Zac Taylor, who was undrafted in the 2007 NFL Draft, signed to the Tampa Bay Buccaneers as a free agent but was cut from their roster during preseason training. He subsequently signed to the Winnipeg Blue Bombers of the CFL as their fourth quarterback, but did not play in any game, which forced him to shift focus from playing to coaching.
Zac Taylor's coaching career started at Texas A&M University during the 2008 season as an assistant to his father-in-law, head coach Mike Sherman, who made an exception to his rule of not working with family. He was the tight ends coach and graduate assistant for the Aggies until the end of the 2011 season, after which Sherman was fired due to the team's poor performance.
In the 2012 season, he was signed as the assistant quarterbacks coach under new head coach Joe Philbin for the Miami Dolphins, where his father-in-law also joined as offensive coordinator. He was promoted to quarterbacks coach at the end of the season and briefly served as the interim offensive coordinator starting in November 30, 2015, for which he earned praise from interim coach Dan Campbell.
Zac Taylor, the mentor of Miami Dolphins Quarterback Ryan Tannehill who broke several NFL records during the first four years of his career, was recommended to coach Tommy Tuberville by Dolphins' offensive line coach Jim Turner. During the 2016 season, he was hired as the offensive coordinator of the University of Cincinnati Bearcats, where Tuberville was head coach.
He returned from college football to NFL within one year, this time as the assistant wide receivers coach of the Los Angeles Rams under head coach Sean McVay. He helped the Rams clinch their first NFC West title since 2003 and was promoted to quarterbacks coach in 2018.
While there were rumors about it for a while, he was named the head coach of the Cincinnati Bengals on February 4, 2019, after the season ended following their Super Bowl loss. Starting with a 21-20 loss to the Seattle Seahawks on his debut, he experienced the worst season start in franchise history with 11 back-to-back losses.
On Week 13 of the season, he registered the first win for the Bengals against the New York Jets by 22-6, and recorded a 33-23 win over the Cleveland Browns during Week 17. He ended the season matching the worst franchise record of 2-14 of 2002 and secured the first overall pick in the upcoming 2020 NFL Draft.
His dismal first-season record of two wins had raised concerns about his future with the Bengals, but before the season ended, it was reported that he will probably be retained irrespective of the team's performance. Interestingly, he was praised for his dedication and determination by several veteran players including seven-time Pro Bowler A.J. Green, cornerback Dre Kirkpatrick and running back Giovani Bernard.
Family & Personal Life
Zac Taylor met Sarah Sherman, daughter of former Green Bay Packers' head coach Mike Sherman, at the University of Nebraska where he played for the football team and she was pursuing a master’s program.
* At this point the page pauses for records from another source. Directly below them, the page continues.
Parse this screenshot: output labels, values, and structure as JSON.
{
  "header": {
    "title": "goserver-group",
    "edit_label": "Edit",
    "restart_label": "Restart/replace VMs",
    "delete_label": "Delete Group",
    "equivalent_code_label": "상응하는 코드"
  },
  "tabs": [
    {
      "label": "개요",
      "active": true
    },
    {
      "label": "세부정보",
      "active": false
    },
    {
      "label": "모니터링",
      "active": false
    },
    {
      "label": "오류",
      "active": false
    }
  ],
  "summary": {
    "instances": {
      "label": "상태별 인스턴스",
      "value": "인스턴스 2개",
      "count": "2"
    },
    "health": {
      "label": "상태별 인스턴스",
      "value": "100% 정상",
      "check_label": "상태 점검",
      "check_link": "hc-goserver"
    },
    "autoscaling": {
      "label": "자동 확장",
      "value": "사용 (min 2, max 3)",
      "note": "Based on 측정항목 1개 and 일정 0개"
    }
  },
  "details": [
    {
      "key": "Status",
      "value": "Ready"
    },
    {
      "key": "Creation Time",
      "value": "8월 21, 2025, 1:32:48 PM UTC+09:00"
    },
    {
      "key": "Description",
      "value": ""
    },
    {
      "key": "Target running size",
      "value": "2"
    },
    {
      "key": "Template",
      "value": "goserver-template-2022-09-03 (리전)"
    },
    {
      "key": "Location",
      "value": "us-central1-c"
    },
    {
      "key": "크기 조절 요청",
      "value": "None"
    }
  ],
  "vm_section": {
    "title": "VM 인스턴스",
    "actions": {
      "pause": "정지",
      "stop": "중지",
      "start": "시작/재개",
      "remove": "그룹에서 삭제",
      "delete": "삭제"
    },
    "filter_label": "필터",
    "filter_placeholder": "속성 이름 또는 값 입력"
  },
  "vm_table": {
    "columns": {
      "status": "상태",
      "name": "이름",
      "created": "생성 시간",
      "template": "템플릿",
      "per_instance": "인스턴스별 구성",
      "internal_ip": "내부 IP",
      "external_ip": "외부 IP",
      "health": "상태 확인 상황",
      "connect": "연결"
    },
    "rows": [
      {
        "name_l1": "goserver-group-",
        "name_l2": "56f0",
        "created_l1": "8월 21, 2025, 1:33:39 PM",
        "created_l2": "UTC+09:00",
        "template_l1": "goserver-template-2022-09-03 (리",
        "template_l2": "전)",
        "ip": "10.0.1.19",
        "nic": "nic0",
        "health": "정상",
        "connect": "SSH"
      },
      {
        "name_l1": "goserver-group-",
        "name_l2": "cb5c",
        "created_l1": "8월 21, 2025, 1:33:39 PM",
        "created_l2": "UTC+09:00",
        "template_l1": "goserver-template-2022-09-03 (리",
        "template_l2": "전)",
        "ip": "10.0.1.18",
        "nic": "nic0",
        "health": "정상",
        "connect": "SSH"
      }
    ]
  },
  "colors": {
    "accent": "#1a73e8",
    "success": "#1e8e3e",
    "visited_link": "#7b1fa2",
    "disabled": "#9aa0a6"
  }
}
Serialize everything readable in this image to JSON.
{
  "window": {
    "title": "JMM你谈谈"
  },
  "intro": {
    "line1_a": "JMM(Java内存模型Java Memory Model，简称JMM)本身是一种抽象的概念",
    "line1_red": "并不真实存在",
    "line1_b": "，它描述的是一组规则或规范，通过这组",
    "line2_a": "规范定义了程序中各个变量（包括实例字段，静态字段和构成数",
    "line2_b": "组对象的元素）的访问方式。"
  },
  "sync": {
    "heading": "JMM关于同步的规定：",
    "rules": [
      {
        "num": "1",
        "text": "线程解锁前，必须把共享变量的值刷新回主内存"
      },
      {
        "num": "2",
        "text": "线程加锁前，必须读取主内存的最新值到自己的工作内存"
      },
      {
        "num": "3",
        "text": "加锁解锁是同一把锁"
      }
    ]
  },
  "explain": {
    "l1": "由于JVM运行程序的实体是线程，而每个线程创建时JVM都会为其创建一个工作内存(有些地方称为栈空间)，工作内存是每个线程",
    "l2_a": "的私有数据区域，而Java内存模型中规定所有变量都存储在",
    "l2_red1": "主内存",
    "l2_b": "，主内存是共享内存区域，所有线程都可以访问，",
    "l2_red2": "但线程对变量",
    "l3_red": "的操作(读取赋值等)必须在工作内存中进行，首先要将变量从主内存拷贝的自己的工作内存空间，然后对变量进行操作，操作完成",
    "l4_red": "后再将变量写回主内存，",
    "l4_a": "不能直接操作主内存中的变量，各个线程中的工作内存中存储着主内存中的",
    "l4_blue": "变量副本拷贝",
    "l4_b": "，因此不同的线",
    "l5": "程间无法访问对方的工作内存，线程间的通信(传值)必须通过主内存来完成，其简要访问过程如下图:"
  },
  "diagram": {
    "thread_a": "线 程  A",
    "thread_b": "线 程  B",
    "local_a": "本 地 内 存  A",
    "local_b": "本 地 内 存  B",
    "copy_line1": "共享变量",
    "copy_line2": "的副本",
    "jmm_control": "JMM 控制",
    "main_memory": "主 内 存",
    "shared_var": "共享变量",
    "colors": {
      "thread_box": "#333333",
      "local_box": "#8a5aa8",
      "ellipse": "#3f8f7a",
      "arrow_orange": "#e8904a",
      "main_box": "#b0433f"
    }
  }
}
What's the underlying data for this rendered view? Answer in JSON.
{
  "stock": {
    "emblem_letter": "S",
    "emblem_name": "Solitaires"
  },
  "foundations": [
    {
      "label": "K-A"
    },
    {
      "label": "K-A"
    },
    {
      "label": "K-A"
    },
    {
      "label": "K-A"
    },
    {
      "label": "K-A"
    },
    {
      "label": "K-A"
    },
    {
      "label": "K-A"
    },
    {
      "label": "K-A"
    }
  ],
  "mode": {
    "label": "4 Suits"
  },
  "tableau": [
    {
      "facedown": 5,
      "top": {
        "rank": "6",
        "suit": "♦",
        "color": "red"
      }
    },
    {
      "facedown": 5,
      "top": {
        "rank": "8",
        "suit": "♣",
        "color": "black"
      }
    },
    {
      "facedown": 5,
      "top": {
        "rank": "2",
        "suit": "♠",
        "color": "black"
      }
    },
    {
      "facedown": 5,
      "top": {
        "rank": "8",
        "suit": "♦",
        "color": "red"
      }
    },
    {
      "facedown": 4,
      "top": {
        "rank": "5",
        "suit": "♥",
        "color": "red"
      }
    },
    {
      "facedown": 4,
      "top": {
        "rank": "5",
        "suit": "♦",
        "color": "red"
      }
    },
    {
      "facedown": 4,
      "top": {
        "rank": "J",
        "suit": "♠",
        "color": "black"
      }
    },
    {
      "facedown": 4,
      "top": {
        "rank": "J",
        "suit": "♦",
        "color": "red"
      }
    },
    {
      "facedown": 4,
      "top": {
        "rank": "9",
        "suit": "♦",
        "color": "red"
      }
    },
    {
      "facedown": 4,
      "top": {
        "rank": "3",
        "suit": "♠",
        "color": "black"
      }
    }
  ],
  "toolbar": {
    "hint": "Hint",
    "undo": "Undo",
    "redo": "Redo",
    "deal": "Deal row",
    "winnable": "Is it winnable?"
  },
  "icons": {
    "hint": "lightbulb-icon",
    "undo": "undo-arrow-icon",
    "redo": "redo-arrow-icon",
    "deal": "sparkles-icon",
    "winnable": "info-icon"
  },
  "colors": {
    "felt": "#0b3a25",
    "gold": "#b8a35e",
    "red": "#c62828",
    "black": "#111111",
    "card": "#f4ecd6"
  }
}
They married in 2008 after years of dating and have four children together: Brooks, Luke, Emma Claire, and Milly.